The Nets could have given the Nuggets a non-guaranteed $3.3 million contract in Keith Van Horn, and then Van Horn would have been waived. But they would have had to package Van Horn with players making actual salaries.
Names thrown around were center Josh Boone and point guard Marcus Williams. There was even talk the Nuggets could have had Nenad Krstic in a sign-and-trade.
But the Nuggets didn't want salaries. The wanted give away Camby thanks to word coming from owner Stan Kroenke that he wants the team to trim salary.
Sure, the Nuggets would have rather dumped Kenyon Martin or Nene, but nobody wants either. And they weren't going to part with Carmelo Anthony.
The Rocky Mountain News had reported shortly after the season that Camby was the team's most likely big-salaried player to be traded.
So Camby, 34, goes to the Clippers. If Camby reaches his $2 million in bonuses for playing 65 or more games next season and gets a $1.25 million statistical bonus, which he got in 2006-07, then the Nuggets will save $22.5 million when one considers the dollar-for-dollar luxury tax.
"They just gave away an All-Star caliber player for nothing,'' Kaplan said.
OK, so the Nuggets did get a $10 million trade exception. When management went into spin control Tuesday night, that's what team officials were touting.

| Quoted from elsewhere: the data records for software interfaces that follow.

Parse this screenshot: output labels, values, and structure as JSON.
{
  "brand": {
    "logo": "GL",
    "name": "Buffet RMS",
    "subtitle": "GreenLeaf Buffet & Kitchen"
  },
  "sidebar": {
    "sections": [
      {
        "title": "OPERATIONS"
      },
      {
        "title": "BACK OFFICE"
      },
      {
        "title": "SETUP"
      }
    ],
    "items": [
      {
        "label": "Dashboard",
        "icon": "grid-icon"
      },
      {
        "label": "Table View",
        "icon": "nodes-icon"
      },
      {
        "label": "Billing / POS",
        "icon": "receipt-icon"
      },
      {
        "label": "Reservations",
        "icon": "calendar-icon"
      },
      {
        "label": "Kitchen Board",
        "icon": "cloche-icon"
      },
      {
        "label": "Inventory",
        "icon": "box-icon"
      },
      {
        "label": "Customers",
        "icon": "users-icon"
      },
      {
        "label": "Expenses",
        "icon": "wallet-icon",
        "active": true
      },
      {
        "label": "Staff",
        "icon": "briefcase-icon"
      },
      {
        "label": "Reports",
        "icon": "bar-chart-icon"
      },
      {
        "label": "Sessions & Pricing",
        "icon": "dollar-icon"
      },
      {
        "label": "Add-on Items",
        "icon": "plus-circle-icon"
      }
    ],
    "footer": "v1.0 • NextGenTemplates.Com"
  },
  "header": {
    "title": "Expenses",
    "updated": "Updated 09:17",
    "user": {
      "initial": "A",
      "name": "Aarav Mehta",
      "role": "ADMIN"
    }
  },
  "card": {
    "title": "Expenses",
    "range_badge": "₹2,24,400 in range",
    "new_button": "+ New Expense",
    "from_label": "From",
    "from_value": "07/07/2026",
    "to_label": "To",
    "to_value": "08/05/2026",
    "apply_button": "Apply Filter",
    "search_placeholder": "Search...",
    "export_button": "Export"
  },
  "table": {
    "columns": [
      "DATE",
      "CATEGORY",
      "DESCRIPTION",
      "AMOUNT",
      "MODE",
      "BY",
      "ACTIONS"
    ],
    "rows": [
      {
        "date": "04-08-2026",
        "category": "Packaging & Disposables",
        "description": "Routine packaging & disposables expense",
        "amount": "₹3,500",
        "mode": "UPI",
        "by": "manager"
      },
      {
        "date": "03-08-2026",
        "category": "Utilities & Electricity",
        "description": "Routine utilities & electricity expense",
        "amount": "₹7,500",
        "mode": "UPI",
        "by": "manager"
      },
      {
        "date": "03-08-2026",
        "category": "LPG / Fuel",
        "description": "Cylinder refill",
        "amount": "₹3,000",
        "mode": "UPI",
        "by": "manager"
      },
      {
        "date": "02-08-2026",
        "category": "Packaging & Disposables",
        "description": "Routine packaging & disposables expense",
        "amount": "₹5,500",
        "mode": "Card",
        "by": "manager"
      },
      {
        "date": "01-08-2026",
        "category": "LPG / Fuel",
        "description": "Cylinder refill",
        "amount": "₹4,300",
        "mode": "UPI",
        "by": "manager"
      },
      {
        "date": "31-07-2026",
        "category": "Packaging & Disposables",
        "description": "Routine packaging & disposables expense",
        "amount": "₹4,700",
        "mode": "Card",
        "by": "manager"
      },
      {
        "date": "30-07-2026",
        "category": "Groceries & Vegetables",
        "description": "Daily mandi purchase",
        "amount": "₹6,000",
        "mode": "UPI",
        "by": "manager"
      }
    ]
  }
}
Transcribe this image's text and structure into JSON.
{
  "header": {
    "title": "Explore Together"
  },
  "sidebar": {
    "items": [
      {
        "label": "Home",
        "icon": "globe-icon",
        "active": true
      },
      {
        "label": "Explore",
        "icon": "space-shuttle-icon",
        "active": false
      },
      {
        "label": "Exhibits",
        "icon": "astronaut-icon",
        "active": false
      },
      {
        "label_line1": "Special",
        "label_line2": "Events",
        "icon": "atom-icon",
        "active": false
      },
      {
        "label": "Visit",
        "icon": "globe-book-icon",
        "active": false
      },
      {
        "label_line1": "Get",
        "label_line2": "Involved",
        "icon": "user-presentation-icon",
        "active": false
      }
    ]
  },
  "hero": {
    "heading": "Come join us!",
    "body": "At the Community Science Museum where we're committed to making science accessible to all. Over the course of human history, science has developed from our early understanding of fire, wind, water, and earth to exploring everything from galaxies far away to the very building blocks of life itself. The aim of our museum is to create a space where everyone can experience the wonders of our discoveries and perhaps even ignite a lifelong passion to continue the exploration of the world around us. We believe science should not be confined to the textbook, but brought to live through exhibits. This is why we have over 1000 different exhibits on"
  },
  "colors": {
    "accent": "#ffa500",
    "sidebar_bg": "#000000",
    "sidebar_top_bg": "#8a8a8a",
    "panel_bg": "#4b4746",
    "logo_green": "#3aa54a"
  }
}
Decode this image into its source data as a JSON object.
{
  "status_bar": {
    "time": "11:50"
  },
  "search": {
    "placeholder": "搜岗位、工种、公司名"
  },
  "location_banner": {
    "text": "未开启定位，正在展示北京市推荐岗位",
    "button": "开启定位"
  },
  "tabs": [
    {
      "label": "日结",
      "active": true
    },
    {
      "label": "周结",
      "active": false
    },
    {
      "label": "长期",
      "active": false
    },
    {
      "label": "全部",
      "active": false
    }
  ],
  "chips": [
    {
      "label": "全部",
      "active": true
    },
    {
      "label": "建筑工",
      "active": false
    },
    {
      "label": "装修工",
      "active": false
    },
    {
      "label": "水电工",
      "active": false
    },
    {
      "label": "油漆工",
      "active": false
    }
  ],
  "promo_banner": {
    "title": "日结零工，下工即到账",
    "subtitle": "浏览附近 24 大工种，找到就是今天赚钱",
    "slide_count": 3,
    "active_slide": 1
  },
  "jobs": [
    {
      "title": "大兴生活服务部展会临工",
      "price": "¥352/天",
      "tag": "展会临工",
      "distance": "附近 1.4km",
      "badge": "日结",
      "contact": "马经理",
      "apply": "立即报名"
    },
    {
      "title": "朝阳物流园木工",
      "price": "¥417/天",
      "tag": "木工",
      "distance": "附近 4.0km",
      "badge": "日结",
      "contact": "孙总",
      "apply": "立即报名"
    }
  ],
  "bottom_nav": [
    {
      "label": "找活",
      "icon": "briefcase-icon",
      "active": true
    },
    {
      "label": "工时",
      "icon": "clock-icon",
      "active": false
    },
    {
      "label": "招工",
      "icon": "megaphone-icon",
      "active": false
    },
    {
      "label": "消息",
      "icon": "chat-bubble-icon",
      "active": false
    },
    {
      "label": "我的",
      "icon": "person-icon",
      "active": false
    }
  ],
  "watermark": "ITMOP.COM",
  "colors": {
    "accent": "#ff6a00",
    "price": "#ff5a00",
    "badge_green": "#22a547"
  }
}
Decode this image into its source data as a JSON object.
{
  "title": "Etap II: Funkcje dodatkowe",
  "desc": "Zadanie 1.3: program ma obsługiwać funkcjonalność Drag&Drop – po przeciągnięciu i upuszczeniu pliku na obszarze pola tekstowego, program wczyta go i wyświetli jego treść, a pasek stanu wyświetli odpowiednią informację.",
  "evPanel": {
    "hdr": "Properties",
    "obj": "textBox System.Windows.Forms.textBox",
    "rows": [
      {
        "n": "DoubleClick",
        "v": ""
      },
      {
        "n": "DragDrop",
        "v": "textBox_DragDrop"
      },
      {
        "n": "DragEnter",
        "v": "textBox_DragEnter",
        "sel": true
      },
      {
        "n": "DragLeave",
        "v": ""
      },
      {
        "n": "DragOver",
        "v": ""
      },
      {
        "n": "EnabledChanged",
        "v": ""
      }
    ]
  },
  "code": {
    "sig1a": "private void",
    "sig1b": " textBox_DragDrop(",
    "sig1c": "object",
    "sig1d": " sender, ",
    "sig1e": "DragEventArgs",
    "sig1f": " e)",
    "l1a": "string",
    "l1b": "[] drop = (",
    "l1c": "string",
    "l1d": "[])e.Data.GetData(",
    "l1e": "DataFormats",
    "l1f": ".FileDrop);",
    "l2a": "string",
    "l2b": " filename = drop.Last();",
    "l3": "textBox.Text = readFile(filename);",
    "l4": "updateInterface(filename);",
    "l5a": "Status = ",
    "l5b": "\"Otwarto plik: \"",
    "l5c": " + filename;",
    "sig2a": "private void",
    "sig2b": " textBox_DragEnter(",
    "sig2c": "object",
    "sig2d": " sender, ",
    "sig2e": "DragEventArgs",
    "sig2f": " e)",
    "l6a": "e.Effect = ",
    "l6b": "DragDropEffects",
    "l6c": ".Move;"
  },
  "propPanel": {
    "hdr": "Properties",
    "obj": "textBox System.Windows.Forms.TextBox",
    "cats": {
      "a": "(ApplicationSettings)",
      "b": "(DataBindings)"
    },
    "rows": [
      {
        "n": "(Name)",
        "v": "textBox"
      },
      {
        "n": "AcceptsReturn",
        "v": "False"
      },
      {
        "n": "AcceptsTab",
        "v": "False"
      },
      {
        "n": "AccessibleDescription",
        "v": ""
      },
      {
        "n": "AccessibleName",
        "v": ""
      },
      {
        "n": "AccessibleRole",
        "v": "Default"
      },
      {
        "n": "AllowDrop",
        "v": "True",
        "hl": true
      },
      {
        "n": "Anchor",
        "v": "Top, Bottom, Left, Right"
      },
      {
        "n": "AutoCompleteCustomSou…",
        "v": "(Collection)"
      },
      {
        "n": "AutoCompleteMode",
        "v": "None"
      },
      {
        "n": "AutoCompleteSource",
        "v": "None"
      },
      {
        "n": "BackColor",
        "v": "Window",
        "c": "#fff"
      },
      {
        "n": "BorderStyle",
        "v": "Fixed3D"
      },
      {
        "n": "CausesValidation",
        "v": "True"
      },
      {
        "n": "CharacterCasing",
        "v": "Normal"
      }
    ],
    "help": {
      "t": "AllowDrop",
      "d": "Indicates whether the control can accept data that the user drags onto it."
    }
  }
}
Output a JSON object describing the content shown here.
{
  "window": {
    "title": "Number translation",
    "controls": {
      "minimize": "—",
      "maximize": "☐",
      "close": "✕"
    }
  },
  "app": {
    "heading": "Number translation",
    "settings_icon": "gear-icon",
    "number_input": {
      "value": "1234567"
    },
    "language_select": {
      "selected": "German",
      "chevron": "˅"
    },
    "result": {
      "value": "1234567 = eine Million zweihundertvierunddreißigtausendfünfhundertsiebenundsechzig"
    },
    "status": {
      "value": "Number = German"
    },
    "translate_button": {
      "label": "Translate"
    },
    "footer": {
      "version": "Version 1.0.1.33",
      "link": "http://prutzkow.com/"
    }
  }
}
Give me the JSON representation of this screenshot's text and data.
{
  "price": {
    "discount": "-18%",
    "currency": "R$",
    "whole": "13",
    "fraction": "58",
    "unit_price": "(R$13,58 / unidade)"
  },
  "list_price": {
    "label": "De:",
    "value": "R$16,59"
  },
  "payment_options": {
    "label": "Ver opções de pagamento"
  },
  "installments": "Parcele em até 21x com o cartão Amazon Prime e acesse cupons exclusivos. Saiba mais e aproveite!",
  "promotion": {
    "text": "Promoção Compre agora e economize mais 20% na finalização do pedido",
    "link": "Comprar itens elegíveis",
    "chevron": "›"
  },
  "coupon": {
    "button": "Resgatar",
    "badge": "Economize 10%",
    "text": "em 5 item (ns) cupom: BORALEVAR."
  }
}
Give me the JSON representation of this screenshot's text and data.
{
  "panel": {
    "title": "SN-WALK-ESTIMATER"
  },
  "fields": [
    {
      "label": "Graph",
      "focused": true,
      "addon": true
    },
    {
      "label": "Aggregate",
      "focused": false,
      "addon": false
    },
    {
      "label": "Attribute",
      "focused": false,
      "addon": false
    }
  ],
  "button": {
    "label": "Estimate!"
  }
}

But it doesn't seem very likely the Nuggets are going to pick up a $10 million player after they just gave up one. The would put them right back where they started: Luxury-tax hell.
Before Camby was dealt, the Nuggets had nine players with guaranteed contracts totaling more than $79 million, about $8 million over the luxury tax threshold.
When one considers cap holds for remaining roster spots, the Nuggets are still over the luxury-tax threshold. But they now actually have a slim chance to get under the tax line by the start of next season.
Of course, much of that will depend on what happens with restricted free-agent J.R. Smith. If the Nuggets re-sign him, it might be hard to get under the tax threshold unless they can find another player to give away.
The $10 million trade exception, which expires a year from the Camby trade, could have its best use next July when the Nuggets could be well under the tax threshold after Allen Iverson's $20.84 million contract comes off the books.
There's even a chance the Nuggets could be under the salary cap in the summer of 2009. Then again, it remains to be seen what Smith's contract will be and how much Linas Kleiza, who will be a restricted free agent in 2009 if not re-signed by Oct. 31, will command.
Until then, the Nuggets could be in jeopardy of missing the playoffs next season. Camby was one of the few guys on the team willing to play defense. Well, there was another one. But Eduardo Najera already has bolted to New Jersey as a free agent.
"He wants to go to a team that's really committed to winning,'' Kaplan said of Camby.
There are now serious doubts the Nuggets, who could play small ball next season to make up for the loss of Camby, are such a team.
As for the Clippers, after Elton Brand opted out of his contract and bolted to Philadelphia, they were determined to find a replacement with the money they had under the cap. Word is the Clippers were close to tendering an offer sheet to Atlanta restricted free-agent Josh Smith before the Nuggets agreed to give them Camby for nothing.
So, it's no wonder the Nuggets couldn't even get a first-round pick out of the Clippers. The Clippers could have hung up the phone on the Nuggets and turned their attention to Smith, although there always was the chance Atlanta could match an offer to Smith.
"It's a great acquisition for us,'' Clippers coach Mike Dunleavy, who plans to start Camby at power forward alongside Clippers center Chris Kaman, told the Rocky Mountain News. "(Camby) really complements our guys. He's one of the best all-around defenders in the league... Marcus is maybe even a better fit for us than Elton. He's coming off a great year, and Elton played just eight games last year (due to injury).''
Before the Clippers could get Camby, though, they had out outbid New Jersey. Actually, though, it turned out to be more like the limbo.
How low can you go?